The records that appear below are to be restated word for word.

-- Data section follows --

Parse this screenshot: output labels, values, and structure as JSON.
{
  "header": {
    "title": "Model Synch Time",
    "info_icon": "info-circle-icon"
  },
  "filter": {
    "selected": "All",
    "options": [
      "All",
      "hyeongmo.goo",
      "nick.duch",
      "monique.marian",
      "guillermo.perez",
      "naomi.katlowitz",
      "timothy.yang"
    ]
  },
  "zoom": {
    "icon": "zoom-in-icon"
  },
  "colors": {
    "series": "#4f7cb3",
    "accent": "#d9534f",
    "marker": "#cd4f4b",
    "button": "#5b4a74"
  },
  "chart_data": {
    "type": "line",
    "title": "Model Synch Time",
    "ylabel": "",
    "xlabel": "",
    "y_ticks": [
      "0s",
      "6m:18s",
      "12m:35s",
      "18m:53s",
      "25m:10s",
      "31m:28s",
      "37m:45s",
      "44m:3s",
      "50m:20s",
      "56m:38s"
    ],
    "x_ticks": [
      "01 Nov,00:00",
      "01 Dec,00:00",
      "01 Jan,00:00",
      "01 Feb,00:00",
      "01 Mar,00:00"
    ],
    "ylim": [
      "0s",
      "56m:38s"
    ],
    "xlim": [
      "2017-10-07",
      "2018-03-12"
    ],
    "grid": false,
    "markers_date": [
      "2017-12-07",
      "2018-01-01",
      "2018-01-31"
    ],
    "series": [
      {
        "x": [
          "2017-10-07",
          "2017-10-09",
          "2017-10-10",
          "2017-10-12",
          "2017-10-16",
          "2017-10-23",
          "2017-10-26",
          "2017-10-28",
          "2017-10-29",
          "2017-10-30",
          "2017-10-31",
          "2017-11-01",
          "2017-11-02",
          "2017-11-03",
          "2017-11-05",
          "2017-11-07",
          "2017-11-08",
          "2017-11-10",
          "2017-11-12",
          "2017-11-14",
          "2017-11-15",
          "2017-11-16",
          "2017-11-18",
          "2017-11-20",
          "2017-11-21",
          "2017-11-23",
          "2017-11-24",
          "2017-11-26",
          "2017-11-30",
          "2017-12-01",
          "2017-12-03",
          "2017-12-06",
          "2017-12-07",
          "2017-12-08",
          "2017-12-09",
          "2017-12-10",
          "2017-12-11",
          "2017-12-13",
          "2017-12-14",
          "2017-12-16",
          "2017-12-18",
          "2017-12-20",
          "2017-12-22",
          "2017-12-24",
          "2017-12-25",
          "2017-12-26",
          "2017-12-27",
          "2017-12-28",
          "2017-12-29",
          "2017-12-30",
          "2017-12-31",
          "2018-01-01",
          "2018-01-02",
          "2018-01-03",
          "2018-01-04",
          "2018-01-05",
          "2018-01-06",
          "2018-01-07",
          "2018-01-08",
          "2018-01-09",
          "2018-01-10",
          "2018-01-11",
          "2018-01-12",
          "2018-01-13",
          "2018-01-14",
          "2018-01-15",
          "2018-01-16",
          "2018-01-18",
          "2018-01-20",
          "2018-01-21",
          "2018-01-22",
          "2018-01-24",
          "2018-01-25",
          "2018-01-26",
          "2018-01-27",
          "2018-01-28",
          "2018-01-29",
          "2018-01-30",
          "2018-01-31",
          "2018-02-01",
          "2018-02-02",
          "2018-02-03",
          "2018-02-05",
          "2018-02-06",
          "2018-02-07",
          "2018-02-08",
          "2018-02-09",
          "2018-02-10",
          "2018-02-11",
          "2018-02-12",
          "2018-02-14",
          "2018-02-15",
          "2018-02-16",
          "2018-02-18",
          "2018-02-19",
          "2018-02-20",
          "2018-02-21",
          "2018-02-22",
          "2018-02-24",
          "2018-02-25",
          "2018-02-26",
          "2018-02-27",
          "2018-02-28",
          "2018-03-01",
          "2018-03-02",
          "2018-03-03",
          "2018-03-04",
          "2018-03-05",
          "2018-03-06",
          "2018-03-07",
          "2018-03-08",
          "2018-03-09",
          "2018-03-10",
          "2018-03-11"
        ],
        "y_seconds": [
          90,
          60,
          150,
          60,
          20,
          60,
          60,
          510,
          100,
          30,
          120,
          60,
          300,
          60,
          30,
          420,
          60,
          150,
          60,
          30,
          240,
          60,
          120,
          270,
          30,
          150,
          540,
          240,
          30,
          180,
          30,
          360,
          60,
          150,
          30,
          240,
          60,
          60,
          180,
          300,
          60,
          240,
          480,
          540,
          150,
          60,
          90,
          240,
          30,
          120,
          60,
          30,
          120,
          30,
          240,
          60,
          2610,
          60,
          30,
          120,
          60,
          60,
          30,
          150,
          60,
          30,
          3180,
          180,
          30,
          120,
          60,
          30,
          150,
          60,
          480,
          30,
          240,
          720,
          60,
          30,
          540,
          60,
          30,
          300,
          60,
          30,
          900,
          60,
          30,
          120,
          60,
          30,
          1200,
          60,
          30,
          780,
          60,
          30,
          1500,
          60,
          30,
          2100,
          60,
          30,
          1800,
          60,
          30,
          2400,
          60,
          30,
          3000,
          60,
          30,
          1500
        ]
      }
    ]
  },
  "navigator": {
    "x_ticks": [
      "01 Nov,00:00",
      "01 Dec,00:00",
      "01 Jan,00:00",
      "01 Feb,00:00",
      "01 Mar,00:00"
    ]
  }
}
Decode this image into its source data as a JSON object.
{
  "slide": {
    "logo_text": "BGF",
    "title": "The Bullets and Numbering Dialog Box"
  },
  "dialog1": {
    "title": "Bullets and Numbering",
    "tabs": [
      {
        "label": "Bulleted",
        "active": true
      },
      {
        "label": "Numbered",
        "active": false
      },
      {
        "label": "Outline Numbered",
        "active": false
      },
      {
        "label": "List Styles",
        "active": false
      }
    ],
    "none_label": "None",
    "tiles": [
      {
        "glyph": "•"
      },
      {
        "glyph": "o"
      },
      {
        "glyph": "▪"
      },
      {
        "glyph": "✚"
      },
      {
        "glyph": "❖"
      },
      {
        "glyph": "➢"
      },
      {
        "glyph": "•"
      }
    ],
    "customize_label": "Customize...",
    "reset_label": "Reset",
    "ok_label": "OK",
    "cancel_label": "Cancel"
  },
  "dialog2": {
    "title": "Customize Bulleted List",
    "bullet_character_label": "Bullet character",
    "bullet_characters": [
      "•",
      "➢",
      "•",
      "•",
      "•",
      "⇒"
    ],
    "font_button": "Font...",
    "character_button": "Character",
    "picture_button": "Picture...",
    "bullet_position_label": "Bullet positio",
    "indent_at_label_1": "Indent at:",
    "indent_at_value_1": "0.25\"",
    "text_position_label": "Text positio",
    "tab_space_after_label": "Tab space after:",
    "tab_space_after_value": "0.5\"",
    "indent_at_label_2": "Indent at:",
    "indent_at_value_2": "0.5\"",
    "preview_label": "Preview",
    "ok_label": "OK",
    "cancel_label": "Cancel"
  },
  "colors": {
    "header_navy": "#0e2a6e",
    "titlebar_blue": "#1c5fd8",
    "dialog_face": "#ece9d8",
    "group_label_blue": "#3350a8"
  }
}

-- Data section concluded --

◆ **Answer box**:
Parse this screenshot: output labels, values, and structure as JSON.
{
  "header": {
    "title": "Model Synch Time",
    "info_icon": "info-circle-icon"
  },
  "filter": {
    "selected": "All",
    "options": [
      "All",
      "hyeongmo.goo",
      "nick.duch",
      "monique.marian",
      "guillermo.perez",
      "naomi.katlowitz",
      "timothy.yang"
    ]
  },
  "zoom": {
    "icon": "zoom-in-icon"
  },
  "colors": {
    "series": "#4f7cb3",
    "accent": "#d9534f",
    "marker": "#cd4f4b",
    "button": "#5b4a74"
  },
  "chart_data": {
    "type": "line",
    "title": "Model Synch Time",
    "ylabel": "",
    "xlabel": "",
    "y_ticks": [
      "0s",
      "6m:18s",
      "12m:35s",
      "18m:53s",
      "25m:10s",
      "31m:28s",
      "37m:45s",
      "44m:3s",
      "50m:20s",
      "56m:38s"
    ],
    "x_ticks": [
      "01 Nov,00:00",
      "01 Dec,00:00",
      "01 Jan,00:00",
      "01 Feb,00:00",
      "01 Mar,00:00"
    ],
    "ylim": [
      "0s",
      "56m:38s"
    ],
    "xlim": [
      "2017-10-07",
      "2018-03-12"
    ],
    "grid": false,
    "markers_date": [
      "2017-12-07",
      "2018-01-01",
      "2018-01-31"
    ],
    "series": [
      {
        "x": [
          "2017-10-07",
          "2017-10-09",
          "2017-10-10",
          "2017-10-12",
          "2017-10-16",
          "2017-10-23",
          "2017-10-26",
          "2017-10-28",
          "2017-10-29",
          "2017-10-30",
          "2017-10-31",
          "2017-11-01",
          "2017-11-02",
          "2017-11-03",
          "2017-11-05",
          "2017-11-07",
          "2017-11-08",
          "2017-11-10",
          "2017-11-12",
          "2017-11-14",
          "2017-11-15",
          "2017-11-16",
          "2017-11-18",
          "2017-11-20",
          "2017-11-21",
          "2017-11-23",
          "2017-11-24",
          "2017-11-26",
          "2017-11-30",
          "2017-12-01",
          "2017-12-03",
          "2017-12-06",
          "2017-12-07",
          "2017-12-08",
          "2017-12-09",
          "2017-12-10",
          "2017-12-11",
          "2017-12-13",
          "2017-12-14",
          "2017-12-16",
          "2017-12-18",
          "2017-12-20",
          "2017-12-22",
          "2017-12-24",
          "2017-12-25",
          "2017-12-26",
          "2017-12-27",
          "2017-12-28",
          "2017-12-29",
          "2017-12-30",
          "2017-12-31",
          "2018-01-01",
          "2018-01-02",
          "2018-01-03",
          "2018-01-04",
          "2018-01-05",
          "2018-01-06",
          "2018-01-07",
          "2018-01-08",
          "2018-01-09",
          "2018-01-10",
          "2018-01-11",
          "2018-01-12",
          "2018-01-13",
          "2018-01-14",
          "2018-01-15",
          "2018-01-16",
          "2018-01-18",
          "2018-01-20",
          "2018-01-21",
          "2018-01-22",
          "2018-01-24",
          "2018-01-25",
          "2018-01-26",
          "2018-01-27",
          "2018-01-28",
          "2018-01-29",
          "2018-01-30",
          "2018-01-31",
          "2018-02-01",
          "2018-02-02",
          "2018-02-03",
          "2018-02-05",
          "2018-02-06",
          "2018-02-07",
          "2018-02-08",
          "2018-02-09",
          "2018-02-10",
          "2018-02-11",
          "2018-02-12",
          "2018-02-14",
          "2018-02-15",
          "2018-02-16",
          "2018-02-18",
          "2018-02-19",
          "2018-02-20",
          "2018-02-21",
          "2018-02-22",
          "2018-02-24",
          "2018-02-25",
          "2018-02-26",
          "2018-02-27",
          "2018-02-28",
          "2018-03-01",
          "2018-03-02",
          "2018-03-03",
          "2018-03-04",
          "2018-03-05",
          "2018-03-06",
          "2018-03-07",
          "2018-03-08",
          "2018-03-09",
          "2018-03-10",
          "2018-03-11"
        ],
        "y_seconds": [
          90,
          60,
          150,
          60,
          20,
          60,
          60,
          510,
          100,
          30,
          120,
          60,
          300,
          60,
          30,
          420,
          60,
          150,
          60,
          30,
          240,
          60,
          120,
          270,
          30,
          150,
          540,
          240,
          30,
          180,
          30,
          360,
          60,
          150,
          30,
          240,
          60,
          60,
          180,
          300,
          60,
          240,
          480,
          540,
          150,
          60,
          90,
          240,
          30,
          120,
          60,
          30,
          120,
          30,
          240,
          60,
          2610,
          60,
          30,
          120,
          60,
          60,
          30,
          150,
          60,
          30,
          3180,
          180,
          30,
          120,
          60,
          30,
          150,
          60,
          480,
          30,
          240,
          720,
          60,
          30,
          540,
          60,
          30,
          300,
          60,
          30,
          900,
          60,
          30,
          120,
          60,
          30,
          1200,
          60,
          30,
          780,
          60,
          30,
          1500,
          60,
          30,
          2100,
          60,
          30,
          1800,
          60,
          30,
          2400,
          60,
          30,
          3000,
          60,
          30,
          1500
        ]
      }
    ]
  },
  "navigator": {
    "x_ticks": [
      "01 Nov,00:00",
      "01 Dec,00:00",
      "01 Jan,00:00",
      "01 Feb,00:00",
      "01 Mar,00:00"
    ]
  }
}
Decode this image into its source data as a JSON object.
{
  "slide": {
    "logo_text": "BGF",
    "title": "The Bullets and Numbering Dialog Box"
  },
  "dialog1": {
    "title": "Bullets and Numbering",
    "tabs": [
      {
        "label": "Bulleted",
        "active": true
      },
      {
        "label": "Numbered",
        "active": false
      },
      {
        "label": "Outline Numbered",
        "active": false
      },
      {
        "label": "List Styles",
        "active": false
      }
    ],
    "none_label": "None",
    "tiles": [
      {
        "glyph": "•"
      },
      {
        "glyph": "o"
      },
      {
        "glyph": "▪"
      },
      {
        "glyph": "✚"
      },
      {
        "glyph": "❖"
      },
      {
        "glyph": "➢"
      },
      {
        "glyph": "•"
      }
    ],
    "customize_label": "Customize...",
    "reset_label": "Reset",
    "ok_label": "OK",
    "cancel_label": "Cancel"
  },
  "dialog2": {
    "title": "Customize Bulleted List",
    "bullet_character_label": "Bullet character",
    "bullet_characters": [
      "•",
      "➢",
      "•",
      "•",
      "•",
      "⇒"
    ],
    "font_button": "Font...",
    "character_button": "Character",
    "picture_button": "Picture...",
    "bullet_position_label": "Bullet positio",
    "indent_at_label_1": "Indent at:",
    "indent_at_value_1": "0.25\"",
    "text_position_label": "Text positio",
    "tab_space_after_label": "Tab space after:",
    "tab_space_after_value": "0.5\"",
    "indent_at_label_2": "Indent at:",
    "indent_at_value_2": "0.5\"",
    "preview_label": "Preview",
    "ok_label": "OK",
    "cancel_label": "Cancel"
  },
  "colors": {
    "header_navy": "#0e2a6e",
    "titlebar_blue": "#1c5fd8",
    "dialog_face": "#ece9d8",
    "group_label_blue": "#3350a8"
  }
}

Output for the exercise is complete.